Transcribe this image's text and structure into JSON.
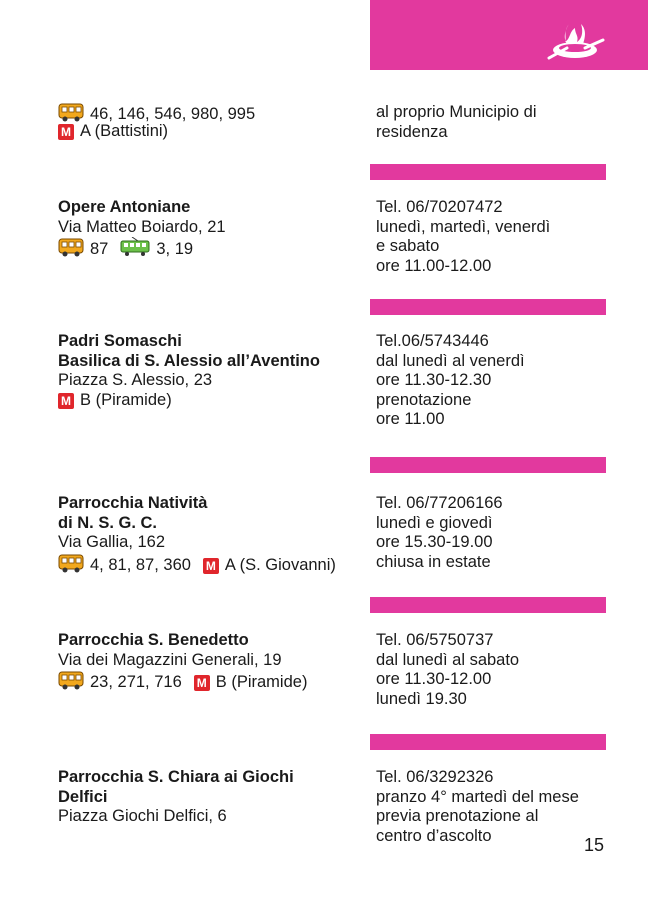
{
  "icons": {
    "bus": "bus-icon",
    "tram": "tram-icon",
    "metro": "metro-icon",
    "metro_letter": "M",
    "logo": "pot-flame-logo"
  },
  "colors": {
    "accent": "#e2399e",
    "metro": "#e0262c",
    "text": "#1a1a1a"
  },
  "entries": [
    {
      "bus": "46, 146, 546, 980, 995",
      "metro": "A (Battistini)",
      "right": [
        "al proprio Municipio di",
        "residenza"
      ]
    },
    {
      "name": [
        "Opere Antoniane"
      ],
      "address": "Via Matteo Boiardo, 21",
      "bus": "87",
      "tram": "3, 19",
      "right": [
        "Tel. 06/70207472",
        "lunedì, martedì, venerdì",
        "e sabato",
        "ore 11.00-12.00"
      ]
    },
    {
      "name": [
        "Padri Somaschi",
        "Basilica di S. Alessio all’Aventino"
      ],
      "address": "Piazza S. Alessio, 23",
      "metro": "B (Piramide)",
      "right": [
        "Tel.06/5743446",
        "dal lunedì al venerdì",
        "ore 11.30-12.30",
        "prenotazione",
        "ore 11.00"
      ]
    },
    {
      "name": [
        "Parrocchia Natività",
        "di N. S. G. C."
      ],
      "address": "Via Gallia, 162",
      "bus": "4, 81, 87, 360",
      "metro": "A (S. Giovanni)",
      "right": [
        "Tel. 06/77206166",
        "lunedì e giovedì",
        "ore 15.30-19.00",
        "chiusa in estate"
      ]
    },
    {
      "name": [
        "Parrocchia S. Benedetto"
      ],
      "address": "Via dei Magazzini Generali, 19",
      "bus": "23, 271, 716",
      "metro": "B (Piramide)",
      "right": [
        "Tel. 06/5750737",
        "dal lunedì al sabato",
        "ore 11.30-12.00",
        "lunedì 19.30"
      ]
    },
    {
      "name": [
        "Parrocchia S. Chiara ai Giochi",
        "Delfici"
      ],
      "address": "Piazza Giochi Delfici, 6",
      "right": [
        "Tel. 06/3292326",
        "pranzo 4° martedì del mese",
        "previa prenotazione al",
        "centro d’ascolto"
      ]
    }
  ],
  "page_number": "15"
}
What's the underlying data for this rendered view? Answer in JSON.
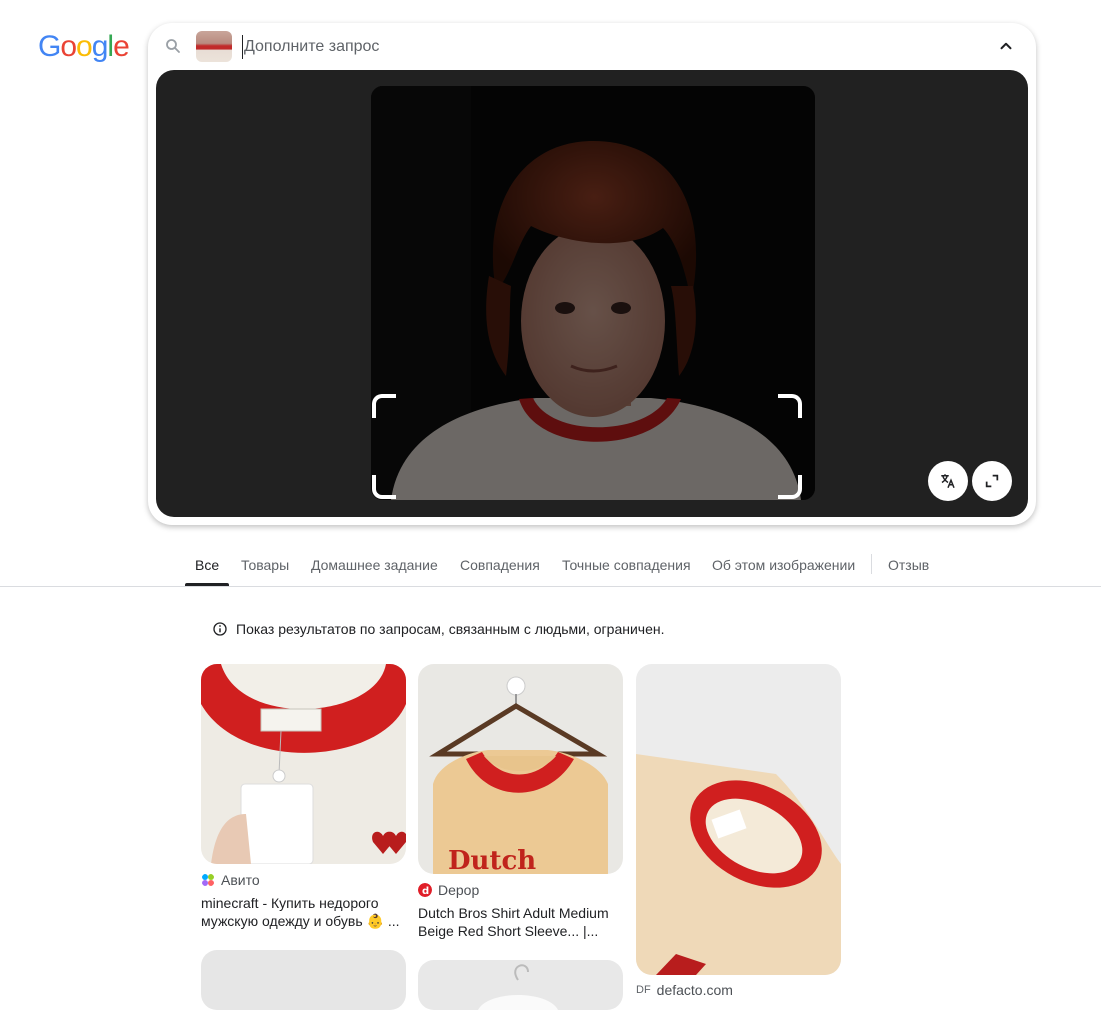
{
  "logo": {
    "text": "Google",
    "letters": [
      "G",
      "o",
      "o",
      "g",
      "l",
      "e"
    ]
  },
  "search": {
    "placeholder": "Дополните запрос"
  },
  "tabs": [
    {
      "label": "Все",
      "active": true
    },
    {
      "label": "Товары"
    },
    {
      "label": "Домашнее задание"
    },
    {
      "label": "Совпадения"
    },
    {
      "label": "Точные совпадения"
    },
    {
      "label": "Об этом изображении"
    },
    {
      "label": "Отзыв"
    }
  ],
  "notice": "Показ результатов по запросам, связанным с людьми, ограничен.",
  "results": [
    {
      "source": "Авито",
      "title_line1": "minecraft - Купить недорого",
      "title_line2": "мужскую одежду и обувь 👶 ..."
    },
    {
      "source": "Depop",
      "title_line1": "Dutch Bros Shirt Adult Medium",
      "title_line2": "Beige Red Short Sleeve... |..."
    },
    {
      "source": "defacto.com",
      "favicon_text": "DF"
    }
  ],
  "colors": {
    "accent_red": "#d01f1f",
    "viewer_bg": "#212121",
    "tab_text": "#5f6368"
  }
}
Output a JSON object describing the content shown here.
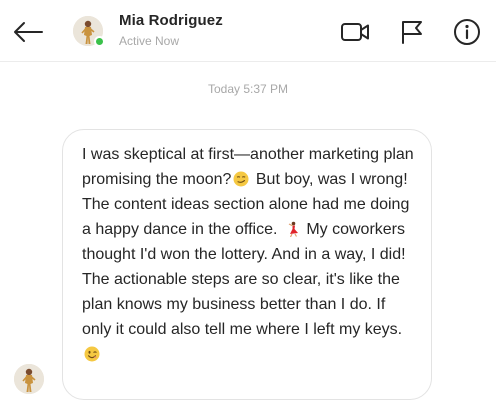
{
  "header": {
    "contact_name": "Mia Rodriguez",
    "status": "Active Now",
    "icons": [
      "back-arrow-icon",
      "video-camera-icon",
      "flag-icon",
      "info-icon"
    ],
    "online_color": "#3ac14a"
  },
  "thread": {
    "timestamp": "Today 5:37 PM",
    "message": {
      "seg1": "I was skeptical at first—another marketing plan promising the moon?",
      "seg2": "But boy, was I wrong! The content ideas section alone had me doing a happy dance in the office.",
      "seg3": "My coworkers thought I'd won the lottery. And in a way, I did! The actionable steps are so clear, it's like the plan knows my business better than I do. If only it could also tell me where I left my keys.",
      "emojis": [
        "smirking-face",
        "dancing-woman",
        "winking-face"
      ]
    }
  }
}
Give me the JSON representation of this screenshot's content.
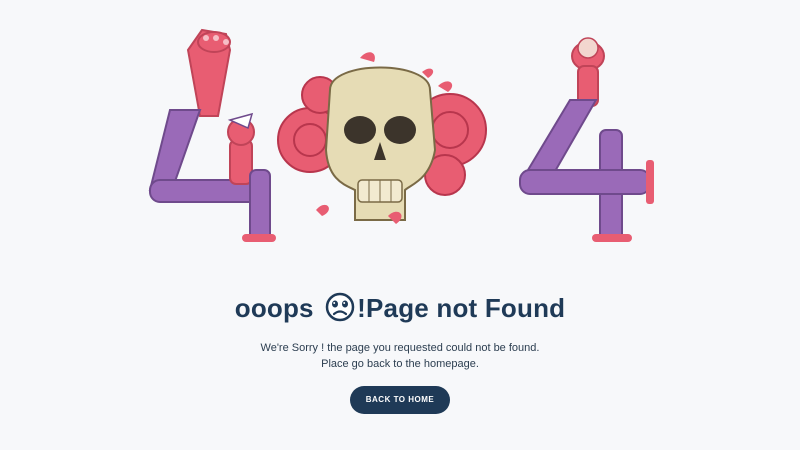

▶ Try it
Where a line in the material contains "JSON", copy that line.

▶ Result of this exercise
Transcribe this image's text and structure into JSON.
What's the underlying data for this rendered view? Answer in JSON.
Output a JSON object describing the content shown here.
Give me the JSON representation of this screenshot's content.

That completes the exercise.